"Absolutely not. I am 100 percent committed to the success of Carolina football and the athletic program. I understand that some people are upset and disappointed with my decision. But I had to do what I thought was best for both the University and for Carolina football.
"I've enjoyed watching Coach Withers and the team win the first two games in Kenan. And the addition of the Blue Zone looks great. I believed in and supported the Blue Zone. I met with the leaders of the Educational Foundation about it, and I advocated for moving forward despite the difficult timing with the economy. I've also helped raise some of the money from passionate donors who made the Blue Zone possible. I'm proud to have done all of that. This is a project that is part of a legacy for Carolina football that will serve the athletics program and the University exceptionally well in the years to come. It's a major statement about the value and long-term future of football at UNC. And it's a great addition to the country's most beautiful football stadium.
"We have a national search for a new athletic director that's going well, and that's important because that person will select our next permanent coach. In the meantime, Everett Withers and our players are doing an outstanding job. There is a lot to be excited about when it comes to Carolina football."
The past 14 months have been difficult for everyone associated
with the University and specifically for those involved with the football program. What is your vision on how the football program will emerge from the NCAA investigation's aftermath?
"It has been a tough year, but we're turning the corner. We go before the NCAA's infractions committee on Oct. 28, and that's an important step in moving forward. The search for a new athletic director is well under way, and once we've made that hire, the next step is finding a permanent head coach. We'll have great candidates for both of these positions. I hope our fans will focus on Everett Withers, our coaches and our players and give them all the support they deserve."
For most athletic programs across the country, football is the cornerstone that generates revenue for all other sports. Given that financial impact in athletics, what role should football play within the overall mission of the University?
"I have never seen academics and athletics as an either/or proposition. This is a great public research university with an excellent reputation for academic excellence and with a long tradition of a great athletic program. Those two things can go together, and I'm committed to maintaining our standing as one of the top public universities in the nation – in academics and athletics.
"Coach Withers sent an email to Carolina faculty a few days ago, and he emphasized the fact that we want our student-athletes to win championships and graduate from one of the nation's great universities. I want the same thing.
"When I met with the athletic director search committee, I told them that football and basketball are important to Carolina not just because we like to win, but also because they are so important to the financial model that supports our entire 28-sport program.
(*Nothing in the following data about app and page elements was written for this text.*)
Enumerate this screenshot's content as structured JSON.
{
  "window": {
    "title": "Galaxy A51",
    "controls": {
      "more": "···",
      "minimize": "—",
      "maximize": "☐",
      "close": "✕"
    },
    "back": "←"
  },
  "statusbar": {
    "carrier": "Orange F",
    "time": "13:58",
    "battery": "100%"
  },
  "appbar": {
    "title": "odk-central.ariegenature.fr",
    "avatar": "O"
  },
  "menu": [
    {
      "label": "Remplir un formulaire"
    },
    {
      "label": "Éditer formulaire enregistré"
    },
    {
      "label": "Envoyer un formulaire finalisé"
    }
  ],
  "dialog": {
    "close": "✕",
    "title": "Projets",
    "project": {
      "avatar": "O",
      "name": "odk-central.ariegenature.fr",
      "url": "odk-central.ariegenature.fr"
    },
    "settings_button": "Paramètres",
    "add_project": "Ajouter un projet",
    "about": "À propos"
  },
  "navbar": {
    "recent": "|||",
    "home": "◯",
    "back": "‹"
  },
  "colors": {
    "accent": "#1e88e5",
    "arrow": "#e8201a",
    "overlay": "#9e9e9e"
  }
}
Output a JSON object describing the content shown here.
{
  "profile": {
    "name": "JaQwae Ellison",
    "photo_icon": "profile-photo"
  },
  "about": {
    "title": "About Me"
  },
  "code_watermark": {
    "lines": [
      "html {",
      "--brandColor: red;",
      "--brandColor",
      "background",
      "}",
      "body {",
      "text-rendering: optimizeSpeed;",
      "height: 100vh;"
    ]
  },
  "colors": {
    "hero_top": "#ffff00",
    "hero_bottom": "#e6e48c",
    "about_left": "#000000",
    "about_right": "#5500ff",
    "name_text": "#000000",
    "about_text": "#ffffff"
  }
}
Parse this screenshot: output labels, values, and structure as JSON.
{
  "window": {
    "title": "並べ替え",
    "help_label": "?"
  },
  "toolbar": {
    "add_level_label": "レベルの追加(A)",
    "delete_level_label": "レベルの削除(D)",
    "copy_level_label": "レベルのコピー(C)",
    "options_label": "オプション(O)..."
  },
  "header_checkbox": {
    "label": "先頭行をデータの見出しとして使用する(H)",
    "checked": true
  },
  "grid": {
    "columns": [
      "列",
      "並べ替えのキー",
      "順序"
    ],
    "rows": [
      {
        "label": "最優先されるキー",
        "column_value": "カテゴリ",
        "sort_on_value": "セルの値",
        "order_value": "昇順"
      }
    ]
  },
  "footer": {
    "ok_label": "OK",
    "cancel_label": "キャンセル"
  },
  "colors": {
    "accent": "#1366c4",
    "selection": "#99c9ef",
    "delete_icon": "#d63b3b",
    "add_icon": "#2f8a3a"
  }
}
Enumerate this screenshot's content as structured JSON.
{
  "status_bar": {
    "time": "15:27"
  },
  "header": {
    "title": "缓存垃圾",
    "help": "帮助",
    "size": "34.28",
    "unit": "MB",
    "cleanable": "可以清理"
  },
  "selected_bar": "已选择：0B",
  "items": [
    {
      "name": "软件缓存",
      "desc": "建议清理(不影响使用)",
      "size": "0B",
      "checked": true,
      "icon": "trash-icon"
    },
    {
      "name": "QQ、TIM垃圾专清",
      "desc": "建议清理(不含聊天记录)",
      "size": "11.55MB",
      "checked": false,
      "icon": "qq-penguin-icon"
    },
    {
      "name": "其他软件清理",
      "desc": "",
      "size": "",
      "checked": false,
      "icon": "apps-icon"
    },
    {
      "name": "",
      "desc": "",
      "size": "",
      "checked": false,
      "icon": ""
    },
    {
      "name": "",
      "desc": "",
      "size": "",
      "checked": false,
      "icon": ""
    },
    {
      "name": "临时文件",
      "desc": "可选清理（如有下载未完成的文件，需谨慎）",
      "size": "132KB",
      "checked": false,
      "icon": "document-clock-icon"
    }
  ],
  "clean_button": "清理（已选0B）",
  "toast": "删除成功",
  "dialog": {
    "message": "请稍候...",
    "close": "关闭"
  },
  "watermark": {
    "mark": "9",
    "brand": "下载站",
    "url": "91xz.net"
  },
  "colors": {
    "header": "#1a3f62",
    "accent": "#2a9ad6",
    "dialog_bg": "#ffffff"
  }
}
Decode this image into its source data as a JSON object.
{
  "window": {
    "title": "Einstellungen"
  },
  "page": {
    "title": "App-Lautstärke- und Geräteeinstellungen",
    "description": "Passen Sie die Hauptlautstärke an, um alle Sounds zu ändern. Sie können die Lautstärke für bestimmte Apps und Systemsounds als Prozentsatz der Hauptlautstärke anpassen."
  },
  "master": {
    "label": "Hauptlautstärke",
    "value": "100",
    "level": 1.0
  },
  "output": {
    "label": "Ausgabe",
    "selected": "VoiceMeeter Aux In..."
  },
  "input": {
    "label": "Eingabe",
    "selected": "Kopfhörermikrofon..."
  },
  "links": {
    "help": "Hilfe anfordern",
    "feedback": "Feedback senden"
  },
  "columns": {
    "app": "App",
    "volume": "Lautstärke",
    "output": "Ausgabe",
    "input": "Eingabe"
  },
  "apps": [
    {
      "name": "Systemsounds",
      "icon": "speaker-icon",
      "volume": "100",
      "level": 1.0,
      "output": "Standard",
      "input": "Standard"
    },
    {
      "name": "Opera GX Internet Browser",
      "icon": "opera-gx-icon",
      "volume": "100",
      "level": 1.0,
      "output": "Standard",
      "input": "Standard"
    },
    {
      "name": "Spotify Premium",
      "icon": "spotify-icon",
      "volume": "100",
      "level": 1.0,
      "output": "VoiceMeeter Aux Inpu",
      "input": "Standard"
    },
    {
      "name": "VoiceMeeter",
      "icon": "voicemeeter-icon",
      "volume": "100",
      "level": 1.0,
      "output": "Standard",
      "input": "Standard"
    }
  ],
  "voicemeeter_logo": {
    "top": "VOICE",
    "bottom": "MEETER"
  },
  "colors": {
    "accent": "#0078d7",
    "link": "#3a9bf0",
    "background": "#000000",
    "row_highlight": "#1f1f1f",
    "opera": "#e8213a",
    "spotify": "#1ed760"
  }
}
I think people know how much I also value our Olympic sports. So it's essential that we regain and sustain our momentum in football and be competitive for the ACC championship and BCS bowl games with a program that we can all embrace. And of course, we'll continue to succeed at men's basketball."
Do you foresee any elevated academic standards at UNC for admissions on the horizon for football players or student-athletes in general?
"We haven't developed any new plans to change our standards. There have been some very important conversations at the national level, especially in conjunction with the retreat convened in August by NCAA Mark Emmert for Division I presidents, chancellors and athletic directors. It was very helpful to me to participate in those discussions because across the country, universities are struggling with balancing athletics and their academic mission.
"One outcome of that retreat was a vote to raise the four-year average Academic Progress Rate benchmark from 900 to at least 930 as the cutoff for teams to participate in an NCAA national championship or football bowl game.
"There has been a lot of reaction to that move, but I think it was a positive step toward strengthening the NCAA's focus on what's right academically for student-athletes. The thrust was to make a statement about the academic expectations we have for student-athletes. There is additional discussion about raising other academic requirements, and I'm glad that Carolina is involved in those discussions."
We're seven weeks removed from Davis's dismissal and a segment of the fan base is still directing criticism toward you in the form of buttons and t-shirts that were prevalent at the first two games of the season. Did you expect the initial backlash in the days following your decision? And are you surprised that the criticism and anger continues to exist?
"Some people are upset with my decision, and I understand that. The timing was tough, and that weighed on me. But sometimes leaders have to make tough decisions, and I feel like this was the right decision for the University and for Carolina football. Now it's time for all of us to pull together and put our energy into supporting Coach Withers and the team."
Students, alumni and donors represent a significant portion of the football fan base. How do you plan to go about restoring their confidence in the direction of the football program?
"Three things will restore confidence. The first thing we're already doing – getting back to playing football. The second thing is finding the best AD we can to replace Dick Baddour. We're attracting the very best candidates. And the third thing is filling the head coach's job permanently. All those things, plus my commitment and the University's commitment to success in football, will go a long way toward restoring confidence and excitement in the program."